Former Federal Reserve Chair Janet Yellen said Monday at the National Retail Federation’s annual Big Show that the Fed is likely at the end of its rate-hiking cycle.

“If there is a downturn in the global economy and that spills into the U.S. … It’s very possible we may have seen the last interest rate hike of this cycle,” Yellen said.

If Yellen’s assessment proves accurate, her views fit the market’s thinking but is contrary to what current Fed officials have intimated, which is another two hikes for 2019. The Fed raised its benchmark interest rate for a fourth time in 2018 this past December.

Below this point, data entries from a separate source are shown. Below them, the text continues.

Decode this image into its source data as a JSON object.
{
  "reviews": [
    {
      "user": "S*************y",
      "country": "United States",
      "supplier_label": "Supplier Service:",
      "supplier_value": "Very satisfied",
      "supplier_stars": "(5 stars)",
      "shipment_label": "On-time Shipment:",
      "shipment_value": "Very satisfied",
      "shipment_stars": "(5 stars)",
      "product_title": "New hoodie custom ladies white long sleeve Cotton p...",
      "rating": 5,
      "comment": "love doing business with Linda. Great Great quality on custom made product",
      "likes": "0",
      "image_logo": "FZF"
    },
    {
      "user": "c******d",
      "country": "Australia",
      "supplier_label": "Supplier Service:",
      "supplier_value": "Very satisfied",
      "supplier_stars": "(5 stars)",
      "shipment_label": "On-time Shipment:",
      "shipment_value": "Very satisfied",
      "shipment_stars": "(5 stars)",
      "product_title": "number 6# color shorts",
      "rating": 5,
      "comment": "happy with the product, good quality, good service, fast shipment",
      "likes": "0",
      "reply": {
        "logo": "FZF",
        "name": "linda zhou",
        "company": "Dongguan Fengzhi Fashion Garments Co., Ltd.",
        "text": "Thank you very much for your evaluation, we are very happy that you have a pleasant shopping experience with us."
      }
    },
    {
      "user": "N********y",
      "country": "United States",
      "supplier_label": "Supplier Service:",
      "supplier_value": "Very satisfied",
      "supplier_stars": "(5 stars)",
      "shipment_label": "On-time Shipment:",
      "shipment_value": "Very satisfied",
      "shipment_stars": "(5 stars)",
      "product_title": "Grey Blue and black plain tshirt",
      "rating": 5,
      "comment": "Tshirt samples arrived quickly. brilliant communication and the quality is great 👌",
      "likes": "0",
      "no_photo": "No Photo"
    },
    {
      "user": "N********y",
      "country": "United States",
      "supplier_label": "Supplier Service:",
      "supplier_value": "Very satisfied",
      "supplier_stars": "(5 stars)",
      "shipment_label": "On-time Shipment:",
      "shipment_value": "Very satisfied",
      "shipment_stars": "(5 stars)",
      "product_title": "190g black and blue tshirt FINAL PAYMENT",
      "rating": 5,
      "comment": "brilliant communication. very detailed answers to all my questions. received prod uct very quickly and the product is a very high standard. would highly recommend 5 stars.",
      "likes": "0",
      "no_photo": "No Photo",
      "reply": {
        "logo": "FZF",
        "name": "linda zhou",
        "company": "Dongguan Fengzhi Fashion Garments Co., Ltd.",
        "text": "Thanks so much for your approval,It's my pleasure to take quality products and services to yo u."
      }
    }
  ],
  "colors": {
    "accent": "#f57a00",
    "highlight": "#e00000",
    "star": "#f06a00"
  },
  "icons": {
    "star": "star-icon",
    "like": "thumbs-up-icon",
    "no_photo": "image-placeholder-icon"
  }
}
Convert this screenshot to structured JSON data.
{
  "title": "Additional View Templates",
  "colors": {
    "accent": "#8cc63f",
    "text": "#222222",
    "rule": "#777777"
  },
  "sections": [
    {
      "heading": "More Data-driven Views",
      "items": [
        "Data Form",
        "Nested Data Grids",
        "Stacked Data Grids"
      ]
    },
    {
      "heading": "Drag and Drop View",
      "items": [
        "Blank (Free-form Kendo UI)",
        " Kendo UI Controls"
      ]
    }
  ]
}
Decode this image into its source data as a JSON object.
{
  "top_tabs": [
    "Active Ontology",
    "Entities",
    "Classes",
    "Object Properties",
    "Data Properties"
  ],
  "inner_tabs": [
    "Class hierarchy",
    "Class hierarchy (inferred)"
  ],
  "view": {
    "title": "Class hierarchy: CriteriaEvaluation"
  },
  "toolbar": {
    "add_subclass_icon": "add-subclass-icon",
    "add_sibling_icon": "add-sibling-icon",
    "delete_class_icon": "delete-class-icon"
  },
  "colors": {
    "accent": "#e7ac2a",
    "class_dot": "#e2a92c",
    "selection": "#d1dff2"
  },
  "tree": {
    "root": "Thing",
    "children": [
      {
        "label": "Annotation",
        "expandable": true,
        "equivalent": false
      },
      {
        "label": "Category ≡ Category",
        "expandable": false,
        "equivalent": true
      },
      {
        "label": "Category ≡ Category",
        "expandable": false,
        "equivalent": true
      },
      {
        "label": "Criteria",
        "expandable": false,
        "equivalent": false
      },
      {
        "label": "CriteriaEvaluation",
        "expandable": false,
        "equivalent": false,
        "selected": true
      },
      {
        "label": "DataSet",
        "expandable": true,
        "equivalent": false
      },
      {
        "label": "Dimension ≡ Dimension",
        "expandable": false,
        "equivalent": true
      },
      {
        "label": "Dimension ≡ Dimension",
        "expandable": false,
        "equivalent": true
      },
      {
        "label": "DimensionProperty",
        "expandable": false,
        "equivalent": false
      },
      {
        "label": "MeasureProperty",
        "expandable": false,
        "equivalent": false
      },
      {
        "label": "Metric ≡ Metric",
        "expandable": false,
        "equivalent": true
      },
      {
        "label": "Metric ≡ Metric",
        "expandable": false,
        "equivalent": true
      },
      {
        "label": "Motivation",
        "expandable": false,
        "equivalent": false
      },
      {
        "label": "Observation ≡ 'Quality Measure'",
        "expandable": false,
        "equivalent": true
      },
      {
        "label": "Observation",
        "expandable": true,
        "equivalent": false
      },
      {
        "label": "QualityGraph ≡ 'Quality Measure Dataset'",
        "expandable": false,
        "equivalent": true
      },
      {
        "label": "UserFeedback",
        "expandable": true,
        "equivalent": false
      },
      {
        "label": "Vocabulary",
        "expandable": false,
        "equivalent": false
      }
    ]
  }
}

The current rate cycle began when Yellen led the Fed in 2008.


“Perhaps another rate hike or two is perfectly possible, but nothing is baked in,” Yellen said during her comments to the retailers.

Yellen added that she expects the Fed to “take a breather [to] evaluate where the economy is” before it moves again.

Market pricing currently sees no chance of a rate hike in 2019 and in fact is pricing in a 28 percent chance of a quarter-point cut before the year comes to a close.

The Powell Fed initially had pointed to four increases this year but cut that to two in December. Since then, several members, including Powell himself, have indicated a less-aggressive approach, with the chairman saying the Fed can afford to be patient with how it approaches policy.

That includes not only with rate hikes but also with the Fed’s $4.1 trillion balance sheet, which consists mostly of a portfolio of Treasurys and mortgage-backed securities it purchased to stimulate the economy during and after the financial crisis. The Fed has been reducing the portfolio by allowing a capped maximum of $50 billion in proceeds from the bonds to roll off each month.

Market participants have expressed concern that the balance sheet reduction, which Yellen once said would be “like watching paint dry,” has in fact contributed to tightening financial conditions.

“”I am very surprised on the focus [on the balance sheet selling off],” she said. “This is meant to be done in way that’s not disruptive.”

“It was important Powell indicated it’s open for a re-think if it looks like it is a problem,” she said, but added, “I don’t see that evidence now.”